Monogamy is a short book by the English psychotherapist Adam Phillips. It contains 121 extremely brief chapters on what Phillips calls “the only serious philosophical question” for some of us (the fortunate or affluent). Phillips is given to exaggeration and paradox, but that’s o.k.
Below are some of his observations on being monogamous, with occasionally flippant responses:
(39) “If you’ve got nothing to hide, you’ve got nowhere to go. Which is one of the reasons why couples sometimes want to be totally honest with each other.” Because they have nowhere else to go or don’t want anywhere else to go?
(62) “It is no more possible to work at a relationship than it is to will an erection or arrange to have a dream.” Yet doing something on purpose, like smiling, can sometimes make us happier.

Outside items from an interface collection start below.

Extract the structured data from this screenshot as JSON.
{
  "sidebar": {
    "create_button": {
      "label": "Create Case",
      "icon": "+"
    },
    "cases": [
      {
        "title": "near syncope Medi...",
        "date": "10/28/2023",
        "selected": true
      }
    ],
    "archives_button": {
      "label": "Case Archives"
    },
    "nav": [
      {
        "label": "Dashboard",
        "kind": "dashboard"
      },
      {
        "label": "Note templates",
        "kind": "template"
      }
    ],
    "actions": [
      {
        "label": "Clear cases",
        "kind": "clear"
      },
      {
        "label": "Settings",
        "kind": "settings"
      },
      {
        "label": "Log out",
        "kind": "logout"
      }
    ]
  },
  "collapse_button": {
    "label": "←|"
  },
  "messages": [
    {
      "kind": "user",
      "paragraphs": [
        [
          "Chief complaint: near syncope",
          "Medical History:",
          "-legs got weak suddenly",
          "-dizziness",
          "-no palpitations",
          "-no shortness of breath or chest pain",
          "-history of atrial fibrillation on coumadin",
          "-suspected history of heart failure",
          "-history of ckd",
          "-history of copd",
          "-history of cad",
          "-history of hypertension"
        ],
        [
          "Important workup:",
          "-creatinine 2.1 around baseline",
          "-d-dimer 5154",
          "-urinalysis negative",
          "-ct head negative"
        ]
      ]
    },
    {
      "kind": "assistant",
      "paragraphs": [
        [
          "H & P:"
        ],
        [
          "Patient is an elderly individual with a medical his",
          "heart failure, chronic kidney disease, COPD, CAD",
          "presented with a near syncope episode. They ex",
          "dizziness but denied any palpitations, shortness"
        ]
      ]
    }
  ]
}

(69) “There is always someone else who would love me more, understand me better, make me feel more sexually alive. This is the best justification we have for monogamy — and infidelity.” Since there will always be someone better, you might as well stop searching. Or not.
(75) “From the child’s point of view, the mother is — as the father will soon be — a model of promiscuity. She has a thousand things to do. She knows other people.” Yes, she was quite a disappointment that way!
(98) “If we don’t choose monogamy, our fate will be isolation or the chaos of impersonality.” Dying alone can be bad, even worse than the dying itself.
(111) “Familiarity may increase our affection, our respect, even our time for other people, but it rarely increases our desire for them.” As the song says, how can I miss you if you won’t go away?
(115) “One way of loving people is to acknowledge that they have desires which exclude us; that it is possible to love and desire more than one person at the same time. Everyone knows that this is true, and yet we don’t want the people we love to start believing it about themselves”. It might be possible, but not everyone believes it is.